Tomorrow is Nolan's 7th birthday. It is also May 12, as in the almost the middle of May, for anyone else who has lost track of time like I have. Seriously? The middle of May? Where did April go?

There is always a lot going on here, and I don't know how many times I've seen something, or thought of something, and said to myself, "I really need to write about that." Occasionally, I even snapped a picture. 

I knew it had been awhile since I'd written, but I was surprised to see it had been two weeks! Goodness. So where to start?

I guess with the important stuff. Tim's surgery was April 29th. The surgery went well. He will have a large depression where they took out the lymph nodes and other soft tissue. It is under his arm, and thus isn't really noticeable, but really who would care anyway when given the alternatives? He is pretty tender in that area yet, and his energy is not quite up to normal, but everything is healing up nicely. And the best news, they didn't find any more cancer cells in the tissue that was removed. What a huge relief and answer to prayer! He will still have interferon treatments, but those won't start until June.

As for other things happening around here, one night we found the siding by the back door of the house covered with moths. Among them were several of these pink and yellow ones. I have no idea what they are, and I have never seen them before. They certainly are unusual.  I probably should consider them a garden pest; moths lay eggs that hatch caterpillars that eat my plants, but seeing as I have nothing planted (and it is almost the middle of May,) thanks to all this rain, I decided to enjoy looking at them.

Our end of the year picnic for our homeschool co-op was yesterday. This year we had a drama and music class. They were able to perform for us at the picnic. They did a wonderful job! The weather was great for the picnic. The food was abundant and delicious. We had a great time.

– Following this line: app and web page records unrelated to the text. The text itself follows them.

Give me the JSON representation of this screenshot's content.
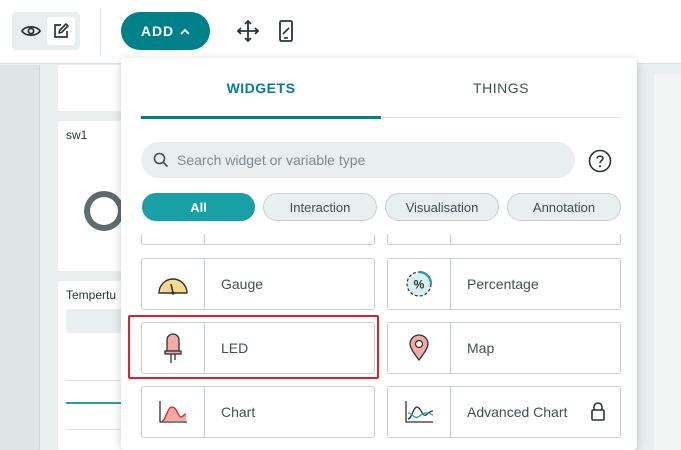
{
  "toolbar": {
    "add_label": "ADD"
  },
  "dashboard": {
    "switch_card_title": "sw1",
    "temp_card_title": "Tempertu"
  },
  "picker": {
    "tabs": [
      {
        "label": "WIDGETS",
        "active": true
      },
      {
        "label": "THINGS",
        "active": false
      }
    ],
    "search_placeholder": "Search widget or variable type",
    "filters": [
      {
        "label": "All",
        "active": true
      },
      {
        "label": "Interaction",
        "active": false
      },
      {
        "label": "Visualisation",
        "active": false
      },
      {
        "label": "Annotation",
        "active": false
      }
    ],
    "widgets": [
      {
        "label": "Gauge",
        "icon": "gauge-icon"
      },
      {
        "label": "Percentage",
        "icon": "percentage-icon"
      },
      {
        "label": "LED",
        "icon": "led-icon",
        "highlighted": true
      },
      {
        "label": "Map",
        "icon": "map-pin-icon"
      },
      {
        "label": "Chart",
        "icon": "chart-icon"
      },
      {
        "label": "Advanced Chart",
        "icon": "advanced-chart-icon",
        "locked": true
      }
    ],
    "percentage_symbol": "%"
  },
  "colors": {
    "accent": "#00818a",
    "filter_active": "#17a0a6",
    "highlight": "#d9222a",
    "text": "#434f54"
  }
}
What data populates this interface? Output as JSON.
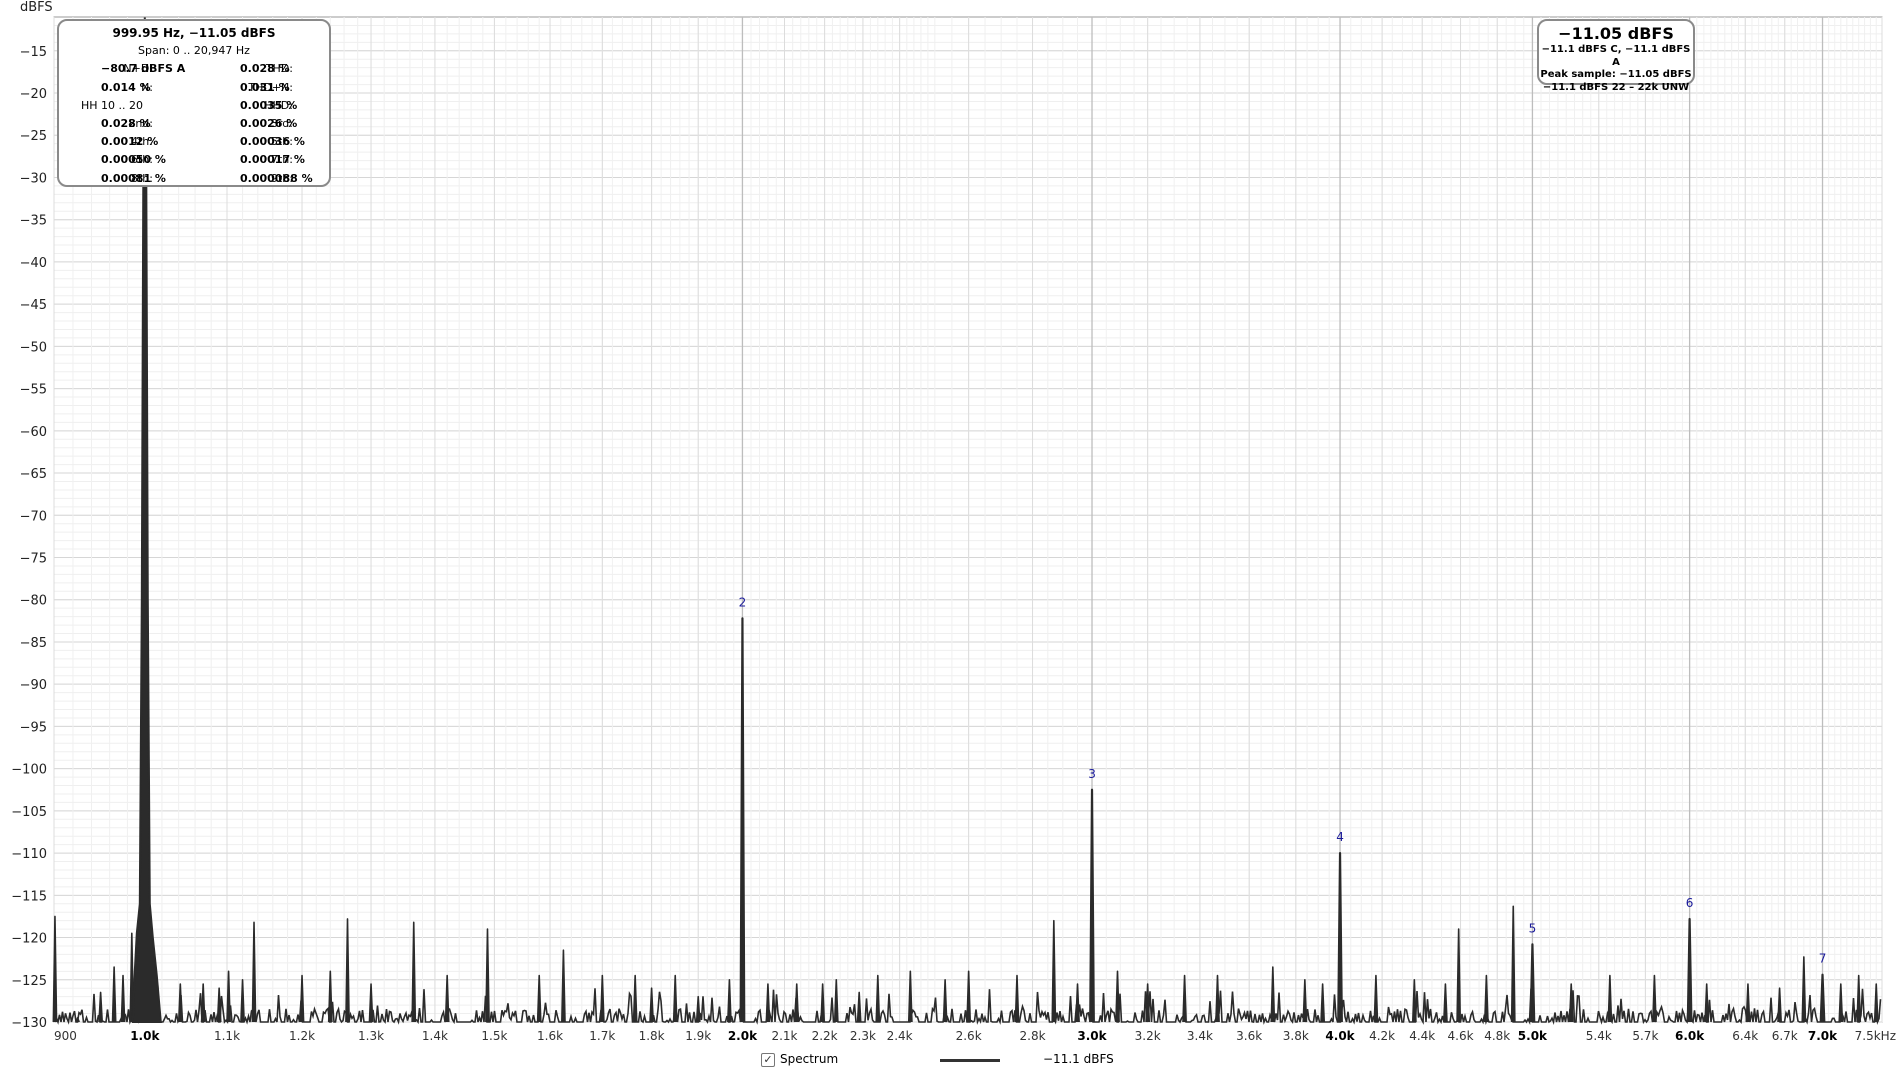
{
  "chart_data": {
    "type": "line",
    "title": "",
    "ylabel": "dBFS",
    "xlabel": "",
    "x_scale": "log",
    "xlim": [
      900,
      7500
    ],
    "ylim": [
      -130,
      -11
    ],
    "grid": true,
    "y_ticks": [
      -15,
      -20,
      -25,
      -30,
      -35,
      -40,
      -45,
      -50,
      -55,
      -60,
      -65,
      -70,
      -75,
      -80,
      -85,
      -90,
      -95,
      -100,
      -105,
      -110,
      -115,
      -120,
      -125,
      -130
    ],
    "x_ticks": [
      {
        "value": 900,
        "label": "900",
        "major": false
      },
      {
        "value": 1000,
        "label": "1.0k",
        "major": true
      },
      {
        "value": 1100,
        "label": "1.1k",
        "major": false
      },
      {
        "value": 1200,
        "label": "1.2k",
        "major": false
      },
      {
        "value": 1300,
        "label": "1.3k",
        "major": false
      },
      {
        "value": 1400,
        "label": "1.4k",
        "major": false
      },
      {
        "value": 1500,
        "label": "1.5k",
        "major": false
      },
      {
        "value": 1600,
        "label": "1.6k",
        "major": false
      },
      {
        "value": 1700,
        "label": "1.7k",
        "major": false
      },
      {
        "value": 1800,
        "label": "1.8k",
        "major": false
      },
      {
        "value": 1900,
        "label": "1.9k",
        "major": false
      },
      {
        "value": 2000,
        "label": "2.0k",
        "major": true
      },
      {
        "value": 2100,
        "label": "2.1k",
        "major": false
      },
      {
        "value": 2200,
        "label": "2.2k",
        "major": false
      },
      {
        "value": 2300,
        "label": "2.3k",
        "major": false
      },
      {
        "value": 2400,
        "label": "2.4k",
        "major": false
      },
      {
        "value": 2600,
        "label": "2.6k",
        "major": false
      },
      {
        "value": 2800,
        "label": "2.8k",
        "major": false
      },
      {
        "value": 3000,
        "label": "3.0k",
        "major": true
      },
      {
        "value": 3200,
        "label": "3.2k",
        "major": false
      },
      {
        "value": 3400,
        "label": "3.4k",
        "major": false
      },
      {
        "value": 3600,
        "label": "3.6k",
        "major": false
      },
      {
        "value": 3800,
        "label": "3.8k",
        "major": false
      },
      {
        "value": 4000,
        "label": "4.0k",
        "major": true
      },
      {
        "value": 4200,
        "label": "4.2k",
        "major": false
      },
      {
        "value": 4400,
        "label": "4.4k",
        "major": false
      },
      {
        "value": 4600,
        "label": "4.6k",
        "major": false
      },
      {
        "value": 4800,
        "label": "4.8k",
        "major": false
      },
      {
        "value": 5000,
        "label": "5.0k",
        "major": true
      },
      {
        "value": 5400,
        "label": "5.4k",
        "major": false
      },
      {
        "value": 5700,
        "label": "5.7k",
        "major": false
      },
      {
        "value": 6000,
        "label": "6.0k",
        "major": true
      },
      {
        "value": 6400,
        "label": "6.4k",
        "major": false
      },
      {
        "value": 6700,
        "label": "6.7k",
        "major": false
      },
      {
        "value": 7000,
        "label": "7.0k",
        "major": true
      },
      {
        "value": 7500,
        "label": "7.5kHz",
        "major": false
      }
    ],
    "fundamental": {
      "freq": 999.95,
      "level": -11.05
    },
    "noise_floor": -130,
    "harmonics": [
      {
        "label": "2",
        "freq": 2000,
        "level": -82.2
      },
      {
        "label": "3",
        "freq": 3000,
        "level": -102.5
      },
      {
        "label": "4",
        "freq": 4000,
        "level": -110
      },
      {
        "label": "5",
        "freq": 5000,
        "level": -120.8
      },
      {
        "label": "6",
        "freq": 6000,
        "level": -117.8
      },
      {
        "label": "7",
        "freq": 7000,
        "level": -124.4
      }
    ],
    "spurs": [
      {
        "freq": 901,
        "level": -117.5
      },
      {
        "freq": 925,
        "level": -129.5
      },
      {
        "freq": 950,
        "level": -126.5
      },
      {
        "freq": 965,
        "level": -123.5
      },
      {
        "freq": 975,
        "level": -124.5
      },
      {
        "freq": 985,
        "level": -119.5
      },
      {
        "freq": 1015,
        "level": -125.5
      },
      {
        "freq": 1042,
        "level": -125.5
      },
      {
        "freq": 1070,
        "level": -125.5
      },
      {
        "freq": 1090,
        "level": -126
      },
      {
        "freq": 1102,
        "level": -124
      },
      {
        "freq": 1120,
        "level": -125
      },
      {
        "freq": 1135,
        "level": -118.2
      },
      {
        "freq": 1200,
        "level": -124.5
      },
      {
        "freq": 1240,
        "level": -124
      },
      {
        "freq": 1265,
        "level": -117.8
      },
      {
        "freq": 1300,
        "level": -125.5
      },
      {
        "freq": 1366,
        "level": -118.2
      },
      {
        "freq": 1420,
        "level": -124.5
      },
      {
        "freq": 1488,
        "level": -119
      },
      {
        "freq": 1580,
        "level": -124.5
      },
      {
        "freq": 1625,
        "level": -121.5
      },
      {
        "freq": 1700,
        "level": -124.5
      },
      {
        "freq": 1766,
        "level": -124.5
      },
      {
        "freq": 1800,
        "level": -126
      },
      {
        "freq": 1850,
        "level": -124.5
      },
      {
        "freq": 1900,
        "level": -127
      },
      {
        "freq": 1970,
        "level": -125
      },
      {
        "freq": 2060,
        "level": -125.5
      },
      {
        "freq": 2130,
        "level": -125.5
      },
      {
        "freq": 2195,
        "level": -125.5
      },
      {
        "freq": 2230,
        "level": -125
      },
      {
        "freq": 2290,
        "level": -126.5
      },
      {
        "freq": 2340,
        "level": -124.5
      },
      {
        "freq": 2430,
        "level": -124
      },
      {
        "freq": 2530,
        "level": -125
      },
      {
        "freq": 2600,
        "level": -124
      },
      {
        "freq": 2750,
        "level": -124.5
      },
      {
        "freq": 2870,
        "level": -118
      },
      {
        "freq": 2950,
        "level": -125.5
      },
      {
        "freq": 3090,
        "level": -124
      },
      {
        "freq": 3200,
        "level": -125.5
      },
      {
        "freq": 3340,
        "level": -124.5
      },
      {
        "freq": 3470,
        "level": -124.5
      },
      {
        "freq": 3700,
        "level": -123.5
      },
      {
        "freq": 3840,
        "level": -125
      },
      {
        "freq": 3920,
        "level": -125.5
      },
      {
        "freq": 4170,
        "level": -124.5
      },
      {
        "freq": 4360,
        "level": -125
      },
      {
        "freq": 4520,
        "level": -125.5
      },
      {
        "freq": 4590,
        "level": -119
      },
      {
        "freq": 4740,
        "level": -124.5
      },
      {
        "freq": 4890,
        "level": -116.3
      },
      {
        "freq": 5230,
        "level": -125.5
      },
      {
        "freq": 5470,
        "level": -124.5
      },
      {
        "freq": 5760,
        "level": -124.5
      },
      {
        "freq": 6120,
        "level": -125.5
      },
      {
        "freq": 6420,
        "level": -125.5
      },
      {
        "freq": 6660,
        "level": -126
      },
      {
        "freq": 6850,
        "level": -122.3
      },
      {
        "freq": 7150,
        "level": -125.5
      },
      {
        "freq": 7300,
        "level": -124.5
      },
      {
        "freq": 7450,
        "level": -125.5
      }
    ]
  },
  "stats": {
    "title": "999.95 Hz, −11.05 dBFS",
    "span": "Span: 0 .. 20,947 Hz",
    "rows": [
      {
        "l1": "N+D:",
        "v1": "−80.7 dBFS A",
        "l2": "THD:",
        "v2": "0.028 %"
      },
      {
        "l1": "N:",
        "v1": "0.014 %",
        "l2": "THD+N:",
        "v2": "0.031 %"
      },
      {
        "l1": "HH 10 .. 20",
        "v1": "",
        "l2": "HHD:",
        "v2": "0.0035 %"
      },
      {
        "l1": "2nd:",
        "v1": "0.028 %",
        "l2": "3rd:",
        "v2": "0.0026 %"
      },
      {
        "l1": "4th:",
        "v1": "0.0012 %",
        "l2": "5th:",
        "v2": "0.00036 %"
      },
      {
        "l1": "6th:",
        "v1": "0.00050 %",
        "l2": "7th:",
        "v2": "0.00017 %"
      },
      {
        "l1": "8th:",
        "v1": "0.00081 %",
        "l2": "9th:",
        "v2": "0.000088 %"
      }
    ]
  },
  "level": {
    "big": "−11.05 dBFS",
    "line1": "−11.1 dBFS C, −11.1 dBFS A",
    "line2": "Peak sample: −11.05 dBFS",
    "line3": "−11.1 dBFS 22 – 22k UNW"
  },
  "legend": {
    "checkbox_mark": "✓",
    "checkbox_label": "Spectrum",
    "series_label": "−11.1 dBFS"
  },
  "colors": {
    "trace": "#2b2b2b",
    "grid_minor": "#eeeeee",
    "grid_major": "#cccccc",
    "harmonic_label": "#1a1a9a"
  }
}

The kids are always up to something. Their imaginations and ability to entertain themselves astounds me sometimes. They had my camera the other day. I've come to expect some surprises when I upload from the camera. Among them this time were the one at the top of this post, and the one below.

Quite honestly, I have no idea what they are doing in either picture, but I thought they both were pretty cute!